The first main topic is applications. In a business, the application should justify the purchase and use of the printer. The second subject is design. Well executed design for 3D printing, or design for AM, often makes a business case successful. On the other hand, standard parts that are not redesigned often result in bad business cases. When designed specifically for 3D printing, objects are often lighter, made of fewer components, and exhibit some form of increased performance. In many cases, lead times are lower and overall costs too. The third one is monetization. It is crucial to find a business model that will generate revenue, in the short or long term. The business model you choose should match your ambitions but more importantly, it should match your skills and passions. There will follow more courses, of course, but we haven’t defined the order yet completely. The plan is to develop three to four courses per year.

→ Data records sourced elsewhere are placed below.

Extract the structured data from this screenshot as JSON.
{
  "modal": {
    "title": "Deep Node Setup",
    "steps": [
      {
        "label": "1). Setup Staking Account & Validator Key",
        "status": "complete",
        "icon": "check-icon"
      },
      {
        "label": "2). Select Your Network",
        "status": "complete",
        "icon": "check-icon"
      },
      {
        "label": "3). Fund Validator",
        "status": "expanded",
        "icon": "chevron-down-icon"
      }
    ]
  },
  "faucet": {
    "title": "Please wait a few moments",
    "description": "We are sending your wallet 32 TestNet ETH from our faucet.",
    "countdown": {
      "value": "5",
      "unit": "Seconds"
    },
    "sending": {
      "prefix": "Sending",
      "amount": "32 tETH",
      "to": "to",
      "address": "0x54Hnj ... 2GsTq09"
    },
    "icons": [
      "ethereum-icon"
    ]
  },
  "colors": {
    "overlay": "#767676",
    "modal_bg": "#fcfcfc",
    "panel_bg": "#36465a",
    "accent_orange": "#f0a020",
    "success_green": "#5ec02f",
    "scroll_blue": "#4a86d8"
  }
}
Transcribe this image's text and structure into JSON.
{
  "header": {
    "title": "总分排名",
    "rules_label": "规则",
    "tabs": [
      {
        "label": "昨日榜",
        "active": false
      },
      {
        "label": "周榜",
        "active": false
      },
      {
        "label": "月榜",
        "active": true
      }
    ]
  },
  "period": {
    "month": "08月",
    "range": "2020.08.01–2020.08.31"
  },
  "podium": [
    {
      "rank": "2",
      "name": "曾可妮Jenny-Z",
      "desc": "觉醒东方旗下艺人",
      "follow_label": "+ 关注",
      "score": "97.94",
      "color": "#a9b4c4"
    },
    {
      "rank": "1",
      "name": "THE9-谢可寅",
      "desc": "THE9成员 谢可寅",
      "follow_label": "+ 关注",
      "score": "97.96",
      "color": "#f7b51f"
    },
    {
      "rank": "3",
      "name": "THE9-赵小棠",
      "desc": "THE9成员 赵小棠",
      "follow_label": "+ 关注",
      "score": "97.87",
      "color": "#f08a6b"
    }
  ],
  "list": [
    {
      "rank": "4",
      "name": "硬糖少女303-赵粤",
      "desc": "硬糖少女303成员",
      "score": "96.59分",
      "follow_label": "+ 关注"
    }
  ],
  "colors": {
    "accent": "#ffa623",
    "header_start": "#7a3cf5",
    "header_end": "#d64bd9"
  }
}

3DN: What are the requirements to follow these courses?
Good question, almost no requirements at all. It is helpful if you’re interested in 3D printing and technology in general but it is not necessary. A 3D printing crash course for beginners will be part of every course we develop. The biggest part of the course will teach you the things that are hard to find online, things you learn in the field. This means the courses are also very valuable to people that do have experience with 3D printing. If we look at the technical requirements, the only thing you need to follow the course is a device, and an internet connection. The course is browser-based and combines short videos with small assessments. It is designed with busy people in mind so you can do the course anywhere, anytime. All at your own pace.
3DN: What are the challenges the AM market is facing regarding education?
I did quite a bit of research and the majority of the educational content that is available today is offered by two different groups. The first group exists out of educational institutions. I am a very big fan of the MOOCs and I see a positive trend where education is shared openly and freely, and I see how this is hugely improving education in underserved communities.
On the other hand, large research institutions and universities traditionally create educational content that is very theoretic and takes multiple months or weeks to consume. 3D printing to start with is a broad collection of technologies, each with its own process parameters and design requirements. It is very easy to create a very extensive course that covers many topics that you might never use in real life. It is also quite common to charge students thousands of euros for one course or program.
The second group is the industry itself. Machine manufacturers, material suppliers, and service bureaus. Those companies create educational content to educate their customers, and potential customers. This makes perfect sense but in practice, this often means that this content is purely focused on one technology and one system. These courses are designed to highlight the benefits of a specific 3D printer, technology or material. They will offer you very valuable information if you’re a customer but rarely teach you to look at the bigger picture. Apart from that, machine manufacturers, material suppliers and service bureaus all have businesses to run. Resources are limited and education, in most cases, doesn’t have the highest priority.
3DN: Any last words for our readers?
I started Addmio with one simple goal. To educate as many people as possible about 3D printing. This way we can help creators all around the world to create better, smarter, and more sustainable products and services. We have our campaign live on Kickstarter now for our first course, 3D Printing for Entrepreneurs. We’re very happy to announce that we’re funded in the first couple of hours but you still have the chance to support our development and to pre-order the course with a large discount.